> [INPUT DATA]:
◆ ◆ ◆

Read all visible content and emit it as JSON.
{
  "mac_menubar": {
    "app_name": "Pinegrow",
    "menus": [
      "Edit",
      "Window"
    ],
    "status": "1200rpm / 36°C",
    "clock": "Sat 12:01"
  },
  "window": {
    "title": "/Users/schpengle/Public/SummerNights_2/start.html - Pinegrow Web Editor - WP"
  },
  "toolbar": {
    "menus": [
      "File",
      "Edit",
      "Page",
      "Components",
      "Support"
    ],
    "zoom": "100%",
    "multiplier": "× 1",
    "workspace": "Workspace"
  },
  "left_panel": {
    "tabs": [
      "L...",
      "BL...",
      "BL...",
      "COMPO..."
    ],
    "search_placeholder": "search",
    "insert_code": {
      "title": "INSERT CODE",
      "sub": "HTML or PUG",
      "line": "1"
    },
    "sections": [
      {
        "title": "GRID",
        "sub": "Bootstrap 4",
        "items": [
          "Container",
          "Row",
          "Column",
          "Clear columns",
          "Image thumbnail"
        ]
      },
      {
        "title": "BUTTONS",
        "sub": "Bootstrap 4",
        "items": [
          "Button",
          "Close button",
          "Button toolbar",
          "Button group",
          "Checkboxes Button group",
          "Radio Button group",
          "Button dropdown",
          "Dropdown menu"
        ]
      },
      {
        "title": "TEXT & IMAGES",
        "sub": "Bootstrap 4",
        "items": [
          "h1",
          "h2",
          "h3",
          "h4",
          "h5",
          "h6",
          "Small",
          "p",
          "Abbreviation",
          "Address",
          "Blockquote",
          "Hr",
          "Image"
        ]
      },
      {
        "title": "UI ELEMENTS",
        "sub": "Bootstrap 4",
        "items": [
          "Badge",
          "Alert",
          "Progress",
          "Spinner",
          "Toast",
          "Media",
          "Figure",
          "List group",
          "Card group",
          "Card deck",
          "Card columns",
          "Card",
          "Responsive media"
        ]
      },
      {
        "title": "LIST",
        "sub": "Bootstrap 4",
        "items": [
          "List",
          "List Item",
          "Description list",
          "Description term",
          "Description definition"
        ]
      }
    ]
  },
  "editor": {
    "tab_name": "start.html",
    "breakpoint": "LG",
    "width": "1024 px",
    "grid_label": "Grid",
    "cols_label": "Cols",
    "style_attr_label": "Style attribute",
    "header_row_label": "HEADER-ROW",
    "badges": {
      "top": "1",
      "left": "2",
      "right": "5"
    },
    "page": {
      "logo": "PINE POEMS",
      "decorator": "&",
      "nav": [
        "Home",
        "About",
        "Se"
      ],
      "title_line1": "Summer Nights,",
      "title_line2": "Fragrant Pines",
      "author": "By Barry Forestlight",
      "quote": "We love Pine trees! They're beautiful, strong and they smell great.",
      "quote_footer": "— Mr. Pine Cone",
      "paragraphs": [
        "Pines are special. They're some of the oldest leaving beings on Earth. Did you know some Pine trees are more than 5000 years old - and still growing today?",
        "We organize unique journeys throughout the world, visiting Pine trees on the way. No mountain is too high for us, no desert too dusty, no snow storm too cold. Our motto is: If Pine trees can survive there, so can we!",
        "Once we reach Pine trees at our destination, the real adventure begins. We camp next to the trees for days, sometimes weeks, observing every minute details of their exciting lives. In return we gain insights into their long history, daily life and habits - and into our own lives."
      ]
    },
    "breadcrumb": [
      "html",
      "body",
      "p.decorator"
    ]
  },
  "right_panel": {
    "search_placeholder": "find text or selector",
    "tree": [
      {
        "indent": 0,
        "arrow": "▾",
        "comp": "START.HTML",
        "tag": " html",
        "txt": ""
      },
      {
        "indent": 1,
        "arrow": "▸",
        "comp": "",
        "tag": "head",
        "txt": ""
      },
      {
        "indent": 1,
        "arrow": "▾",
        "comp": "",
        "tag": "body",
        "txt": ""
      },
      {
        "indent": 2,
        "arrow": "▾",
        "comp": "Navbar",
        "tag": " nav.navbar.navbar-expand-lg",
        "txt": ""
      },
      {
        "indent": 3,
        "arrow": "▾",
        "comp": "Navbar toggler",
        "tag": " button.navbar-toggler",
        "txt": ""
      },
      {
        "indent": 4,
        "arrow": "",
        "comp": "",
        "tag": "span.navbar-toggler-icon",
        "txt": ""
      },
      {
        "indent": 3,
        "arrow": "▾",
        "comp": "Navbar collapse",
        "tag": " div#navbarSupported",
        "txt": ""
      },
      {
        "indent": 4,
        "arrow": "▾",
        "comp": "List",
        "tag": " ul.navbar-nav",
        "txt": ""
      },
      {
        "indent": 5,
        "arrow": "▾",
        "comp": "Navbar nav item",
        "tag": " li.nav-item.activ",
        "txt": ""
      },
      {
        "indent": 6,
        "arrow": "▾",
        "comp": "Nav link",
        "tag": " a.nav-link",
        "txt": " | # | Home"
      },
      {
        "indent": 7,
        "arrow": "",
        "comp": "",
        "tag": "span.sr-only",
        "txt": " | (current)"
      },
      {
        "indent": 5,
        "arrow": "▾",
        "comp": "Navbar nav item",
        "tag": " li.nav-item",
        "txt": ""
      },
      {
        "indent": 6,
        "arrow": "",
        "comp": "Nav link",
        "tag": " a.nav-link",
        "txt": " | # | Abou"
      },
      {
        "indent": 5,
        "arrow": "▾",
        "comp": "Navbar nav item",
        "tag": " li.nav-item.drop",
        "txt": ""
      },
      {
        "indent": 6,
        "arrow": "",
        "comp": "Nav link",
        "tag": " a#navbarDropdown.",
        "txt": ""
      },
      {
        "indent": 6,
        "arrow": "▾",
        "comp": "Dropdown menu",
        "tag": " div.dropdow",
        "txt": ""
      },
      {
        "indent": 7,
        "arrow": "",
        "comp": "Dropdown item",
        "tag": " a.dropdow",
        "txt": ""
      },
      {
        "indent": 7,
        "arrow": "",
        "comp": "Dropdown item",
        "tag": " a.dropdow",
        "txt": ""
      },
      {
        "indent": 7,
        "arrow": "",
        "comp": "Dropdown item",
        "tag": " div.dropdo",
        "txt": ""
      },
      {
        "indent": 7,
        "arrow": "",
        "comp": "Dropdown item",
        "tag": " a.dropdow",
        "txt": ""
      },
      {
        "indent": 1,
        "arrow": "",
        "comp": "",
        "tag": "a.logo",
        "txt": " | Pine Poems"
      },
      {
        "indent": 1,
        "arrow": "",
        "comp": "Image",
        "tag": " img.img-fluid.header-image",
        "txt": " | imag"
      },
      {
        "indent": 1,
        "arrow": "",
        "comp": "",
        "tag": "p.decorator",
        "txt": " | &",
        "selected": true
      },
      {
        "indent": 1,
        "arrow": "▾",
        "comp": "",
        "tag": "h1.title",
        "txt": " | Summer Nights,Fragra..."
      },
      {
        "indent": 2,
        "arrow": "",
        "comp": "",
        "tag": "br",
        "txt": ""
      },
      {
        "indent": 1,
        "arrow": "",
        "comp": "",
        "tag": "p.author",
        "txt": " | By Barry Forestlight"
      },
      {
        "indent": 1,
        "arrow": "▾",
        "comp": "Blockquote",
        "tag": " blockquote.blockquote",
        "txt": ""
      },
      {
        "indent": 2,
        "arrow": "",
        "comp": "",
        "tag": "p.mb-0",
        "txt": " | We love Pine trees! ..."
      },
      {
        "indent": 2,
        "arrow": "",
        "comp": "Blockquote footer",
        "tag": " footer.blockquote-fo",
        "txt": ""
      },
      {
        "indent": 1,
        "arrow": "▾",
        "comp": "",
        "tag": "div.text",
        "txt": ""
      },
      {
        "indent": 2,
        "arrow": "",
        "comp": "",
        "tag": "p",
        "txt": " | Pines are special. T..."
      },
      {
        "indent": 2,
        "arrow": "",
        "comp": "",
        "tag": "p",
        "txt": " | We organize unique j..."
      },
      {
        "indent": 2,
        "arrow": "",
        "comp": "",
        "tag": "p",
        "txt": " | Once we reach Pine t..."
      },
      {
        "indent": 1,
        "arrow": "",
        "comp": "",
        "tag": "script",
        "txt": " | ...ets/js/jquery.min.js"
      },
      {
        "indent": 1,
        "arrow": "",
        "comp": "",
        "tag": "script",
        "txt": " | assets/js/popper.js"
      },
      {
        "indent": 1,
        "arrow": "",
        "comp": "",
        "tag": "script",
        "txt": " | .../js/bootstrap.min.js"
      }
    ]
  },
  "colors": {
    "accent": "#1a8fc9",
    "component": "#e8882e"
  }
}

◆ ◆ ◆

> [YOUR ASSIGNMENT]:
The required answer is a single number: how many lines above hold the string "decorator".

> [RESPONSE BOX]:
3